**Records for this task:**
________
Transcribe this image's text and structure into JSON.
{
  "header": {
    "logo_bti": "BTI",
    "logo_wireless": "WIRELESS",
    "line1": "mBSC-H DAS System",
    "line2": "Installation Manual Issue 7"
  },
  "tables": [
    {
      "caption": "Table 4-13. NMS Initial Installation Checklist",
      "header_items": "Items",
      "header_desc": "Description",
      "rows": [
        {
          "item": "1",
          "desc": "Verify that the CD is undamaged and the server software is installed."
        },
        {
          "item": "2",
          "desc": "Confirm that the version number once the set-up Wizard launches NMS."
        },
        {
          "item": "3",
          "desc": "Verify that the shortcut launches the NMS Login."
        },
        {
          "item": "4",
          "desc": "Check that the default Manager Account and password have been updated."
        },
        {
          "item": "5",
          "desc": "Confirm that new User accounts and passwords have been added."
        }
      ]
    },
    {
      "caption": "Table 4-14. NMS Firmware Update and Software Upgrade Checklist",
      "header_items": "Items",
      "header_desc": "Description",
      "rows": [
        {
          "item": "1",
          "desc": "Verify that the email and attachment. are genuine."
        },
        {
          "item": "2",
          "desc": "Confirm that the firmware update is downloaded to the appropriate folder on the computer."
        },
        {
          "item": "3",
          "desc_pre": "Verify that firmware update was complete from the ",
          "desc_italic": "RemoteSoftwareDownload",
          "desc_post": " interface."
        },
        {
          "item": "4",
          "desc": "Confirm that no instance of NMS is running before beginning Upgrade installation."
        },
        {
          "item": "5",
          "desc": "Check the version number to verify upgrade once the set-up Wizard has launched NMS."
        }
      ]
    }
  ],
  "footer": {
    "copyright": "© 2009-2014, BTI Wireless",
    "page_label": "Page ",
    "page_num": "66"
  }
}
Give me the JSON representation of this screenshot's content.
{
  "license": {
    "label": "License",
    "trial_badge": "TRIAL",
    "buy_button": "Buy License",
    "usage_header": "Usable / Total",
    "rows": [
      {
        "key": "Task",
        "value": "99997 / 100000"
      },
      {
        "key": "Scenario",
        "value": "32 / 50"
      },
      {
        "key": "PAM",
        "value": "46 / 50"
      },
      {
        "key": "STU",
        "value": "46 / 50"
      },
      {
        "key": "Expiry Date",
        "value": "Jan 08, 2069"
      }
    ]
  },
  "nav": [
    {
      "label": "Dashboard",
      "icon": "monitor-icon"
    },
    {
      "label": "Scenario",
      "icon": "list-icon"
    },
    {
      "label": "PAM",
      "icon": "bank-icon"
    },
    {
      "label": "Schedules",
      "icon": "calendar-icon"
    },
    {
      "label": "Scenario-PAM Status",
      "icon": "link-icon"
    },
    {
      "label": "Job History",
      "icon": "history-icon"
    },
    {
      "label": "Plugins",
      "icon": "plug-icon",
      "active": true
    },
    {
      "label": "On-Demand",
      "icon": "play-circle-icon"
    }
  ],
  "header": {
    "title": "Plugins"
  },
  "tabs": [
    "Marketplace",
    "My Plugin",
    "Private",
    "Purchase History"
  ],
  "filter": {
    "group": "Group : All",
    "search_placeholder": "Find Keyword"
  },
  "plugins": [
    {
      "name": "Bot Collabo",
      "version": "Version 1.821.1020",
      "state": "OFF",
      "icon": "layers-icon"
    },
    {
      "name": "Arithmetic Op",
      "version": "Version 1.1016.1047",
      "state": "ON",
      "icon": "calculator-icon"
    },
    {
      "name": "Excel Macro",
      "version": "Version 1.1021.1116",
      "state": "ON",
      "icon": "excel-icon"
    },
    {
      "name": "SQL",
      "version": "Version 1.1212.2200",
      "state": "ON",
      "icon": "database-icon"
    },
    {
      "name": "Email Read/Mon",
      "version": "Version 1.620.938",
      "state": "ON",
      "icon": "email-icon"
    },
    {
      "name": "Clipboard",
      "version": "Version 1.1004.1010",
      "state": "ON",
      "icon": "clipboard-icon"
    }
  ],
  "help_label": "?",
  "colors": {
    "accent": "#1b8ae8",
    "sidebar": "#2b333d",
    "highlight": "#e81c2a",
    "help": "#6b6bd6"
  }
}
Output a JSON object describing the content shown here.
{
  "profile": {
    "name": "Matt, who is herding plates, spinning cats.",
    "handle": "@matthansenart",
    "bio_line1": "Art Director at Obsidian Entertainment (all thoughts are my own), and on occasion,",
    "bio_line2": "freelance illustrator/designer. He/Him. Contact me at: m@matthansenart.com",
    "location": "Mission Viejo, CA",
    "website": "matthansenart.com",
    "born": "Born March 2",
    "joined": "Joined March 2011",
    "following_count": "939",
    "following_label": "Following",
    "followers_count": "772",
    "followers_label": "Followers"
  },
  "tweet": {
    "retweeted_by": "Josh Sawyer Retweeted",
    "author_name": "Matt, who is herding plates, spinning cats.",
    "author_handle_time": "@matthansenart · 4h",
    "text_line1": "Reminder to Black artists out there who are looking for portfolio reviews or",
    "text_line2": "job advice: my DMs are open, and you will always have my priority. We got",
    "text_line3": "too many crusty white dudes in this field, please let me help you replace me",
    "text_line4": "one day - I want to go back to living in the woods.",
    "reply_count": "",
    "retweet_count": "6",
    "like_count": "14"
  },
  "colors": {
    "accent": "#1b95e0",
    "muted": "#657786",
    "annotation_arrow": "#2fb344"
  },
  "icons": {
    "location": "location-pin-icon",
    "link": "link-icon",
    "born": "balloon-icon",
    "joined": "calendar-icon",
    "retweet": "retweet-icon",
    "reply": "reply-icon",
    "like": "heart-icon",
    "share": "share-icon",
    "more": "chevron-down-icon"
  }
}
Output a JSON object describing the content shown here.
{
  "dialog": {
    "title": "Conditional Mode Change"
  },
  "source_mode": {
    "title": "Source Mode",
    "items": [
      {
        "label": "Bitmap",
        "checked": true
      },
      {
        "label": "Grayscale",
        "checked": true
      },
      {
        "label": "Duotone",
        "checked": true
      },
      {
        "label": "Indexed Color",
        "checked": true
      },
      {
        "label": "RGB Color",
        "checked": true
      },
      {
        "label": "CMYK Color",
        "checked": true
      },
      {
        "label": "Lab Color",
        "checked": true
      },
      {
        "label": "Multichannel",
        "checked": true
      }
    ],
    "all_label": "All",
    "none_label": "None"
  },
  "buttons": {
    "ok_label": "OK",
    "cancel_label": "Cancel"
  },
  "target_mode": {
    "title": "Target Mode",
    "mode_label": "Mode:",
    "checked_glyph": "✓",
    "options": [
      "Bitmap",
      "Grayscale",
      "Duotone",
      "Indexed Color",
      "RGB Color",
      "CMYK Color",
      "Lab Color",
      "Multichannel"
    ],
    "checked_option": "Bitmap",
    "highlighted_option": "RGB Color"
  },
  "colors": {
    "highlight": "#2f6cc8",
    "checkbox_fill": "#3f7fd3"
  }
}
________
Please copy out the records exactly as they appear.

**Output of the task:**
Transcribe this image's text and structure into JSON.
{
  "header": {
    "logo_bti": "BTI",
    "logo_wireless": "WIRELESS",
    "line1": "mBSC-H DAS System",
    "line2": "Installation Manual Issue 7"
  },
  "tables": [
    {
      "caption": "Table 4-13. NMS Initial Installation Checklist",
      "header_items": "Items",
      "header_desc": "Description",
      "rows": [
        {
          "item": "1",
          "desc": "Verify that the CD is undamaged and the server software is installed."
        },
        {
          "item": "2",
          "desc": "Confirm that the version number once the set-up Wizard launches NMS."
        },
        {
          "item": "3",
          "desc": "Verify that the shortcut launches the NMS Login."
        },
        {
          "item": "4",
          "desc": "Check that the default Manager Account and password have been updated."
        },
        {
          "item": "5",
          "desc": "Confirm that new User accounts and passwords have been added."
        }
      ]
    },
    {
      "caption": "Table 4-14. NMS Firmware Update and Software Upgrade Checklist",
      "header_items": "Items",
      "header_desc": "Description",
      "rows": [
        {
          "item": "1",
          "desc": "Verify that the email and attachment. are genuine."
        },
        {
          "item": "2",
          "desc": "Confirm that the firmware update is downloaded to the appropriate folder on the computer."
        },
        {
          "item": "3",
          "desc_pre": "Verify that firmware update was complete from the ",
          "desc_italic": "RemoteSoftwareDownload",
          "desc_post": " interface."
        },
        {
          "item": "4",
          "desc": "Confirm that no instance of NMS is running before beginning Upgrade installation."
        },
        {
          "item": "5",
          "desc": "Check the version number to verify upgrade once the set-up Wizard has launched NMS."
        }
      ]
    }
  ],
  "footer": {
    "copyright": "© 2009-2014, BTI Wireless",
    "page_label": "Page ",
    "page_num": "66"
  }
}
Give me the JSON representation of this screenshot's content.
{
  "license": {
    "label": "License",
    "trial_badge": "TRIAL",
    "buy_button": "Buy License",
    "usage_header": "Usable / Total",
    "rows": [
      {
        "key": "Task",
        "value": "99997 / 100000"
      },
      {
        "key": "Scenario",
        "value": "32 / 50"
      },
      {
        "key": "PAM",
        "value": "46 / 50"
      },
      {
        "key": "STU",
        "value": "46 / 50"
      },
      {
        "key": "Expiry Date",
        "value": "Jan 08, 2069"
      }
    ]
  },
  "nav": [
    {
      "label": "Dashboard",
      "icon": "monitor-icon"
    },
    {
      "label": "Scenario",
      "icon": "list-icon"
    },
    {
      "label": "PAM",
      "icon": "bank-icon"
    },
    {
      "label": "Schedules",
      "icon": "calendar-icon"
    },
    {
      "label": "Scenario-PAM Status",
      "icon": "link-icon"
    },
    {
      "label": "Job History",
      "icon": "history-icon"
    },
    {
      "label": "Plugins",
      "icon": "plug-icon",
      "active": true
    },
    {
      "label": "On-Demand",
      "icon": "play-circle-icon"
    }
  ],
  "header": {
    "title": "Plugins"
  },
  "tabs": [
    "Marketplace",
    "My Plugin",
    "Private",
    "Purchase History"
  ],
  "filter": {
    "group": "Group : All",
    "search_placeholder": "Find Keyword"
  },
  "plugins": [
    {
      "name": "Bot Collabo",
      "version": "Version 1.821.1020",
      "state": "OFF",
      "icon": "layers-icon"
    },
    {
      "name": "Arithmetic Op",
      "version": "Version 1.1016.1047",
      "state": "ON",
      "icon": "calculator-icon"
    },
    {
      "name": "Excel Macro",
      "version": "Version 1.1021.1116",
      "state": "ON",
      "icon": "excel-icon"
    },
    {
      "name": "SQL",
      "version": "Version 1.1212.2200",
      "state": "ON",
      "icon": "database-icon"
    },
    {
      "name": "Email Read/Mon",
      "version": "Version 1.620.938",
      "state": "ON",
      "icon": "email-icon"
    },
    {
      "name": "Clipboard",
      "version": "Version 1.1004.1010",
      "state": "ON",
      "icon": "clipboard-icon"
    }
  ],
  "help_label": "?",
  "colors": {
    "accent": "#1b8ae8",
    "sidebar": "#2b333d",
    "highlight": "#e81c2a",
    "help": "#6b6bd6"
  }
}
Output a JSON object describing the content shown here.
{
  "profile": {
    "name": "Matt, who is herding plates, spinning cats.",
    "handle": "@matthansenart",
    "bio_line1": "Art Director at Obsidian Entertainment (all thoughts are my own), and on occasion,",
    "bio_line2": "freelance illustrator/designer. He/Him. Contact me at: m@matthansenart.com",
    "location": "Mission Viejo, CA",
    "website": "matthansenart.com",
    "born": "Born March 2",
    "joined": "Joined March 2011",
    "following_count": "939",
    "following_label": "Following",
    "followers_count": "772",
    "followers_label": "Followers"
  },
  "tweet": {
    "retweeted_by": "Josh Sawyer Retweeted",
    "author_name": "Matt, who is herding plates, spinning cats.",
    "author_handle_time": "@matthansenart · 4h",
    "text_line1": "Reminder to Black artists out there who are looking for portfolio reviews or",
    "text_line2": "job advice: my DMs are open, and you will always have my priority. We got",
    "text_line3": "too many crusty white dudes in this field, please let me help you replace me",
    "text_line4": "one day - I want to go back to living in the woods.",
    "reply_count": "",
    "retweet_count": "6",
    "like_count": "14"
  },
  "colors": {
    "accent": "#1b95e0",
    "muted": "#657786",
    "annotation_arrow": "#2fb344"
  },
  "icons": {
    "location": "location-pin-icon",
    "link": "link-icon",
    "born": "balloon-icon",
    "joined": "calendar-icon",
    "retweet": "retweet-icon",
    "reply": "reply-icon",
    "like": "heart-icon",
    "share": "share-icon",
    "more": "chevron-down-icon"
  }
}
Output a JSON object describing the content shown here.
{
  "dialog": {
    "title": "Conditional Mode Change"
  },
  "source_mode": {
    "title": "Source Mode",
    "items": [
      {
        "label": "Bitmap",
        "checked": true
      },
      {
        "label": "Grayscale",
        "checked": true
      },
      {
        "label": "Duotone",
        "checked": true
      },
      {
        "label": "Indexed Color",
        "checked": true
      },
      {
        "label": "RGB Color",
        "checked": true
      },
      {
        "label": "CMYK Color",
        "checked": true
      },
      {
        "label": "Lab Color",
        "checked": true
      },
      {
        "label": "Multichannel",
        "checked": true
      }
    ],
    "all_label": "All",
    "none_label": "None"
  },
  "buttons": {
    "ok_label": "OK",
    "cancel_label": "Cancel"
  },
  "target_mode": {
    "title": "Target Mode",
    "mode_label": "Mode:",
    "checked_glyph": "✓",
    "options": [
      "Bitmap",
      "Grayscale",
      "Duotone",
      "Indexed Color",
      "RGB Color",
      "CMYK Color",
      "Lab Color",
      "Multichannel"
    ],
    "checked_option": "Bitmap",
    "highlighted_option": "RGB Color"
  },
  "colors": {
    "highlight": "#2f6cc8",
    "checkbox_fill": "#3f7fd3"
  }
}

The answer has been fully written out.